post stage was established in 1739 south of Edenton and postal communication was at last opened all the way from Portsmouth and Boston through the principal towns and places in New York, Pennsylvania, Maryland, Virginia, and North Carolina to Charleston, and even thence by the occasional services of private individuals to Georgia and points beyond. At Charleston, which was the distributing center for the far South, the road branched, and one line went back through Dorchester, Orangeburg Court House, and Ninety-Six, to the towns of the lower Cherokee, a route used by caravans and Indian traders; another turned off at Dorchester for Fort Moore and Fort Augusta on the upper Savannah; and a third curved away from the coast to Savannah to avoid the rivers and sounds of Beaufort County. In 1767 the mail was carried from Savannah to Augusta and on to Pensacola by way of St. Marks and Appalachicola, but the journeys were dangerous and sometimes the postman could not get through on account of raids by the Creek Indians.

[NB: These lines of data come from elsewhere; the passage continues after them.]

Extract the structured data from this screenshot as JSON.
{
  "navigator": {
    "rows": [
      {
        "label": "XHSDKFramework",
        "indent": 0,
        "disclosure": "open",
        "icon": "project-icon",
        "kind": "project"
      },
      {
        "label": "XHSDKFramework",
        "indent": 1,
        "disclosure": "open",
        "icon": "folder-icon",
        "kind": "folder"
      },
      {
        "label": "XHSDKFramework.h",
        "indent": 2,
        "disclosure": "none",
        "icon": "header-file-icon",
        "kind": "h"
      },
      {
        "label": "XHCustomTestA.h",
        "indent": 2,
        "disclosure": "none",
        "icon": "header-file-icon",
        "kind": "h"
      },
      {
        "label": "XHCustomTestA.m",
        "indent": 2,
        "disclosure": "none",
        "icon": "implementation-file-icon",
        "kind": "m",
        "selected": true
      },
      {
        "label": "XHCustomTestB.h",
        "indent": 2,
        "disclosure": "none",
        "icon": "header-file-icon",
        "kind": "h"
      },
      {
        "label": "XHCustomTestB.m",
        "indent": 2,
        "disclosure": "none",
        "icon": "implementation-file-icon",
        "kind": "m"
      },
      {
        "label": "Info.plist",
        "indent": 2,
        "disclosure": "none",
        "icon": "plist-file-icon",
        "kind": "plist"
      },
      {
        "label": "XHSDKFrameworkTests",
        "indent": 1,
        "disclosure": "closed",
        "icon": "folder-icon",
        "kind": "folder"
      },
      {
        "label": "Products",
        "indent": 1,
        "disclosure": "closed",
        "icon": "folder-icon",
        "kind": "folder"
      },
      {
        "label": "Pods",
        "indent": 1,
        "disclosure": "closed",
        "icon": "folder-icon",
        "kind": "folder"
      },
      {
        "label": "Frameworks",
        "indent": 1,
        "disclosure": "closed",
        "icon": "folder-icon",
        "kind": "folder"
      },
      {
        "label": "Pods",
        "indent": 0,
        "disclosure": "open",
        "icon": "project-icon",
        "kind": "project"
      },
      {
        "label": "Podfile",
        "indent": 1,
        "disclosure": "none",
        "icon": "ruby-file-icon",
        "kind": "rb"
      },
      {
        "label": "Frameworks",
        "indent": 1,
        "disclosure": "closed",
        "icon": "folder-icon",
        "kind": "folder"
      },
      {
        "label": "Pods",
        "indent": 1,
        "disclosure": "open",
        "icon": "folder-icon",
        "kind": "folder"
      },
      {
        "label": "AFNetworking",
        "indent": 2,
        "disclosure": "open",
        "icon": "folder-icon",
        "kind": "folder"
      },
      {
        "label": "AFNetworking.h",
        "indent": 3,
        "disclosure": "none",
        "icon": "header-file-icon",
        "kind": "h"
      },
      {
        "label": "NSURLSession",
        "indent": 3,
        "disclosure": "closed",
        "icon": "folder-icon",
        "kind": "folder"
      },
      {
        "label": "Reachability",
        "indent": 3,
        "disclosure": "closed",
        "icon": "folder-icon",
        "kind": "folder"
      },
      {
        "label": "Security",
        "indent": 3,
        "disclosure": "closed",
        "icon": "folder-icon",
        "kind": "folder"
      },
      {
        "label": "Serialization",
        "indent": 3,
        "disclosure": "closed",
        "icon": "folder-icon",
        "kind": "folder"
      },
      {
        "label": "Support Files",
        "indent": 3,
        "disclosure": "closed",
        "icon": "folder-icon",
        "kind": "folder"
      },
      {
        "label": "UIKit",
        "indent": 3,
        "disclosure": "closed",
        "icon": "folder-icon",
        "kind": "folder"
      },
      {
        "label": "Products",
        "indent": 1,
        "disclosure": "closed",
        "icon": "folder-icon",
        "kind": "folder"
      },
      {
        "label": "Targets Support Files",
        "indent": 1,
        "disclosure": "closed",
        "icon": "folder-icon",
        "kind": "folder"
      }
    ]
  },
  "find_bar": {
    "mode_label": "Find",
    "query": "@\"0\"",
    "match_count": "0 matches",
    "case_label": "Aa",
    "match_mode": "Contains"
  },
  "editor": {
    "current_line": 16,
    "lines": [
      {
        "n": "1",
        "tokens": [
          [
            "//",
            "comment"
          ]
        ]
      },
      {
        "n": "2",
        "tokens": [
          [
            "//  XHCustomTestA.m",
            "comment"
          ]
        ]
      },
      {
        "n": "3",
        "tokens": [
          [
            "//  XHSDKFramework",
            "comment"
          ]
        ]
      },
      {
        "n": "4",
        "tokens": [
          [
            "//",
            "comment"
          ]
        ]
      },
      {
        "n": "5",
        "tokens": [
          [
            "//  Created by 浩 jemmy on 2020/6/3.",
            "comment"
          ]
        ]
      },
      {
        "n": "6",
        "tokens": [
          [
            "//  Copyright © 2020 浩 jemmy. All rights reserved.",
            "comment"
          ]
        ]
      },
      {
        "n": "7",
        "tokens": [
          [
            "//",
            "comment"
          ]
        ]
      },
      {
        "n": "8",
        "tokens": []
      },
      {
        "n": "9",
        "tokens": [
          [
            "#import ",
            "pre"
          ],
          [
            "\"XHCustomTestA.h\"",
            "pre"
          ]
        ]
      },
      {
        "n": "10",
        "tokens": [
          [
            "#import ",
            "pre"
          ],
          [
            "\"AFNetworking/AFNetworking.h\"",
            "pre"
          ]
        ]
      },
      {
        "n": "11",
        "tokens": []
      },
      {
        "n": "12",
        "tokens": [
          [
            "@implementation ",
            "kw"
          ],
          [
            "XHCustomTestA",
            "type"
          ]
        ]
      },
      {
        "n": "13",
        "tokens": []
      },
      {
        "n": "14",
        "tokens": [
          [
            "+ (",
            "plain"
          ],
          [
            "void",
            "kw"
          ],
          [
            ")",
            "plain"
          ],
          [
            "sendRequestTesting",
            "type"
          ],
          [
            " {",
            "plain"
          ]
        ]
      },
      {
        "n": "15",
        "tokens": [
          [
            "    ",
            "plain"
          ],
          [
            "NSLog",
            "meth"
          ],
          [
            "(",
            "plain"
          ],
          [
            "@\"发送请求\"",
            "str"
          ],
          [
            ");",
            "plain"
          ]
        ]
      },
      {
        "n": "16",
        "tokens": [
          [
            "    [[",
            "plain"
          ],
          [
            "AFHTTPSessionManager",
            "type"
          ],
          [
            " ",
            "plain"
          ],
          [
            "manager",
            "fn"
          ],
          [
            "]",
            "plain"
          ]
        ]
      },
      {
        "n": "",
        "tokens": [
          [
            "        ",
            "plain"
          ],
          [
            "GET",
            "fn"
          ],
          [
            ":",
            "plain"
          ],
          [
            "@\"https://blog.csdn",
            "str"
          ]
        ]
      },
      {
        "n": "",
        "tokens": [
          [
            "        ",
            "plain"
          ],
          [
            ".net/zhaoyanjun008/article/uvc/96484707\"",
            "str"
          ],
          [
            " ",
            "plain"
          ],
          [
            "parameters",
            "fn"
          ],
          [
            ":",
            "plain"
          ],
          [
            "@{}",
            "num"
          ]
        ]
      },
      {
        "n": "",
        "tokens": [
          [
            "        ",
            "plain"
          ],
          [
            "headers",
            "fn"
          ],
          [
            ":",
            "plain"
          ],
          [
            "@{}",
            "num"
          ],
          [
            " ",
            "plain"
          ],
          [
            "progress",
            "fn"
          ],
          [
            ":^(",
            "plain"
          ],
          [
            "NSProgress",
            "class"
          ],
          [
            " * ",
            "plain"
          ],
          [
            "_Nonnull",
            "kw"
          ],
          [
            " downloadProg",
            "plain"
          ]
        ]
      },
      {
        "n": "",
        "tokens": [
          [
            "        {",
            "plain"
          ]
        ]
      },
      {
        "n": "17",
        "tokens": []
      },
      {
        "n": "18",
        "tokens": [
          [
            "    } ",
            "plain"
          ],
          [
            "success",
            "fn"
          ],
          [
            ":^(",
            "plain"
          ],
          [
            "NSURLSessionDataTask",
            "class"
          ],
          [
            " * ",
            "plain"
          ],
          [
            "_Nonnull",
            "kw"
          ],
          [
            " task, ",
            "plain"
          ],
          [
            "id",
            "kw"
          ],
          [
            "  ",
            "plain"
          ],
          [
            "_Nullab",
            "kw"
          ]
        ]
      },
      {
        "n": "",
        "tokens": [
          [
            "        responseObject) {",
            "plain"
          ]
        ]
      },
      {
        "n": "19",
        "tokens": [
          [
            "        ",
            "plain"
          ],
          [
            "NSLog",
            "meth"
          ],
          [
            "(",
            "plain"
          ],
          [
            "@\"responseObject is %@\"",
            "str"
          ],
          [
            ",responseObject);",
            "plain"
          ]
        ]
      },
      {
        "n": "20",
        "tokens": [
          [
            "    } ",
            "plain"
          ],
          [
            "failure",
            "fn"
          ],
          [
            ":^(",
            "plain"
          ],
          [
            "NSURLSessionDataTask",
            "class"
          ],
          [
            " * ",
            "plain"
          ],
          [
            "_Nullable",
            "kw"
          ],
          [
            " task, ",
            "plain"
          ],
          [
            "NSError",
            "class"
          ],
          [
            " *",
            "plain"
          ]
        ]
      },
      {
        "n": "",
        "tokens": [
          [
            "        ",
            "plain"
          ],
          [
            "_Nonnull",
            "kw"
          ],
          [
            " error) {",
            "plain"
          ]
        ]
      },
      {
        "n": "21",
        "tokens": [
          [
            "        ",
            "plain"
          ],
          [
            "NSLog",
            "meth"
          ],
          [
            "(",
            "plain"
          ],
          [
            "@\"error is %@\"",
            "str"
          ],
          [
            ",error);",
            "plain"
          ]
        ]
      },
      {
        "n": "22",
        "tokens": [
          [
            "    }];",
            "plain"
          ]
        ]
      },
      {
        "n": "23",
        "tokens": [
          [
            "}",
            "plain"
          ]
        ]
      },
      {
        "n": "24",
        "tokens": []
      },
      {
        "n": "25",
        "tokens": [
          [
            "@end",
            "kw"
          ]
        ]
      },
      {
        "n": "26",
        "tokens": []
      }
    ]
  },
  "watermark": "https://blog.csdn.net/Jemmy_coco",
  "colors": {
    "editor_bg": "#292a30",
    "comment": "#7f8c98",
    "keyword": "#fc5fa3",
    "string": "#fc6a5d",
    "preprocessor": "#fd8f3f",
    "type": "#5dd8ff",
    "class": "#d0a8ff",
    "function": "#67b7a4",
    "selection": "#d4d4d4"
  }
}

Land travel before 1770 had become very common even in the South. Laurens wrote to John Rutherfurd of Cape Fear: “I believe you are the greatest traveler in America. You talk of a 400 mile ride as any other man would one of 40. I hope these frequent long journeys will not prejudice your health.” Laurens himself usually went by boat to visit his plantations in Georgia — a single day's journey instead of two by horseback; but in 1769 he went off for seven weeks almost a thousand miles through the woods to visit his upriver properties. Governor Montagu in 1768 went all the way from Boston to Charleston by land; and the Anglican missionaries traveled long distances in Maryland, Virginia, and North Carolina to visit their parishioners and baptize the children. Merchants are known to have journeyed far to collect their debts. Allason speaks of going from forty to ninety miles from house to house on collecting tours; merchants who sold their goods "in the lumping way" rode up and down the river towns and plantations in their efforts to dispose of their consignments; and itinerant pedlars, with their horses and packs, wandered on from place to